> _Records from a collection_

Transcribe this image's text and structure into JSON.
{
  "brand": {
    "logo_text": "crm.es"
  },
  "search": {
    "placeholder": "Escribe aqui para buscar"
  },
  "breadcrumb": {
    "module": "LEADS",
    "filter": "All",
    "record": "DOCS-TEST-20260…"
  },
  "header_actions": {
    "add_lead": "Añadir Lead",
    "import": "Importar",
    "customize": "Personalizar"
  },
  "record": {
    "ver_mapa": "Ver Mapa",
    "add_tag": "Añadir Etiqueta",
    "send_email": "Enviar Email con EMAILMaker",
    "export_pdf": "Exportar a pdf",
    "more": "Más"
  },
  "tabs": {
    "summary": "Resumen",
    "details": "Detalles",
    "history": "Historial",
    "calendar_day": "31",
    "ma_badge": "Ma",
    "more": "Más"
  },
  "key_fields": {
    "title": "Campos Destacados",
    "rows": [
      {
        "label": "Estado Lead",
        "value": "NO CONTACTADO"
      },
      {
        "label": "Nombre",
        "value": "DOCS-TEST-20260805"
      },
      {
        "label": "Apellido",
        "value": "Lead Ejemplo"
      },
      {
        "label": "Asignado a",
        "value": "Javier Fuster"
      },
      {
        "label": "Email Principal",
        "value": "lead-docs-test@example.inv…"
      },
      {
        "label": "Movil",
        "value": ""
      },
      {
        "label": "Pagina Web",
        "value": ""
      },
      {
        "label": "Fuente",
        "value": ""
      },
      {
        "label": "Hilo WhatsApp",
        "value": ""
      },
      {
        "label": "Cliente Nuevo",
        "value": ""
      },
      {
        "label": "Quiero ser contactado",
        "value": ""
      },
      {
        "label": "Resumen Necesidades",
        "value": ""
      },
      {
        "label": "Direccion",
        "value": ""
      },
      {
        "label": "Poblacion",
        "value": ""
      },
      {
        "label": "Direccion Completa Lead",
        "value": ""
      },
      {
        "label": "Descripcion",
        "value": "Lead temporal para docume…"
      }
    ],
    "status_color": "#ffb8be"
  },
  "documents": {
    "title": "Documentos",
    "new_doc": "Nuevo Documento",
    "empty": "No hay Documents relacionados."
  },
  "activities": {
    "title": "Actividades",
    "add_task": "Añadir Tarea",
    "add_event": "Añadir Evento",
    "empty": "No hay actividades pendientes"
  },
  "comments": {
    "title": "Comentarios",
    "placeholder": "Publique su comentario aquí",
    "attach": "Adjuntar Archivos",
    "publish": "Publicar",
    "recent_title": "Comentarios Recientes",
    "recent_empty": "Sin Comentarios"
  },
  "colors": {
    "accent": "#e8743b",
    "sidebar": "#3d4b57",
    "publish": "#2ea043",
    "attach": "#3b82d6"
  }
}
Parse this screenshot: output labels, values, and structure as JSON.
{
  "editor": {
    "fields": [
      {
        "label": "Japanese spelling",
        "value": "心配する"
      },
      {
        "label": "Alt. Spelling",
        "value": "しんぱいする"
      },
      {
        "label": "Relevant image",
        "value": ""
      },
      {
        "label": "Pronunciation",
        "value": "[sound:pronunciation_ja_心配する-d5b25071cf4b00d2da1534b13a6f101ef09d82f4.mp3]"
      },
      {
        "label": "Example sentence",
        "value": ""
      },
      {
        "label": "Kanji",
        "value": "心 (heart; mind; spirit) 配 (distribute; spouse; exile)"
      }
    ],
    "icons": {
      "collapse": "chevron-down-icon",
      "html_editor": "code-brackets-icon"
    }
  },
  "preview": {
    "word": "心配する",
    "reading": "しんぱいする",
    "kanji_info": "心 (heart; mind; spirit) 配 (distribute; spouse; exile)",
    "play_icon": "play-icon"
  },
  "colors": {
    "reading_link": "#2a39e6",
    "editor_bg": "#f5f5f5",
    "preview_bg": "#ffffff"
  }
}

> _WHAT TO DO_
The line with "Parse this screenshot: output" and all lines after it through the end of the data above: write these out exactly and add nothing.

> _ANSWER SECTION_
Parse this screenshot: output labels, values, and structure as JSON.
{
  "editor": {
    "fields": [
      {
        "label": "Japanese spelling",
        "value": "心配する"
      },
      {
        "label": "Alt. Spelling",
        "value": "しんぱいする"
      },
      {
        "label": "Relevant image",
        "value": ""
      },
      {
        "label": "Pronunciation",
        "value": "[sound:pronunciation_ja_心配する-d5b25071cf4b00d2da1534b13a6f101ef09d82f4.mp3]"
      },
      {
        "label": "Example sentence",
        "value": ""
      },
      {
        "label": "Kanji",
        "value": "心 (heart; mind; spirit) 配 (distribute; spouse; exile)"
      }
    ],
    "icons": {
      "collapse": "chevron-down-icon",
      "html_editor": "code-brackets-icon"
    }
  },
  "preview": {
    "word": "心配する",
    "reading": "しんぱいする",
    "kanji_info": "心 (heart; mind; spirit) 配 (distribute; spouse; exile)",
    "play_icon": "play-icon"
  },
  "colors": {
    "reading_link": "#2a39e6",
    "editor_bg": "#f5f5f5",
    "preview_bg": "#ffffff"
  }
}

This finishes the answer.